Data records
■ ■ ■ ■

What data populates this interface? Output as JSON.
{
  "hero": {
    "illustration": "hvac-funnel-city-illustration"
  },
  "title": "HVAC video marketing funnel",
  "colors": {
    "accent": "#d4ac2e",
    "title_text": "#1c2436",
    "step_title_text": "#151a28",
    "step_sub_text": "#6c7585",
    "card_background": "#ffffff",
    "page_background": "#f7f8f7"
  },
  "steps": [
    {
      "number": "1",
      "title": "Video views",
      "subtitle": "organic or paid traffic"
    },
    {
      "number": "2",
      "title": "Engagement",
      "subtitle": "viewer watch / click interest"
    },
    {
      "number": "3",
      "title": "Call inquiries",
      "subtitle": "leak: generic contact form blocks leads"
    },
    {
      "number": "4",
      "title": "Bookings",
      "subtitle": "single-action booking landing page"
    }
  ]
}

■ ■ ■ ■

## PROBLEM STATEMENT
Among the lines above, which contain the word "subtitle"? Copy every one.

## RESULT
      "subtitle": "organic or paid traffic"
      "subtitle": "viewer watch / click interest"
      "subtitle": "leak: generic contact form blocks leads"
      "subtitle": "single-action booking landing page"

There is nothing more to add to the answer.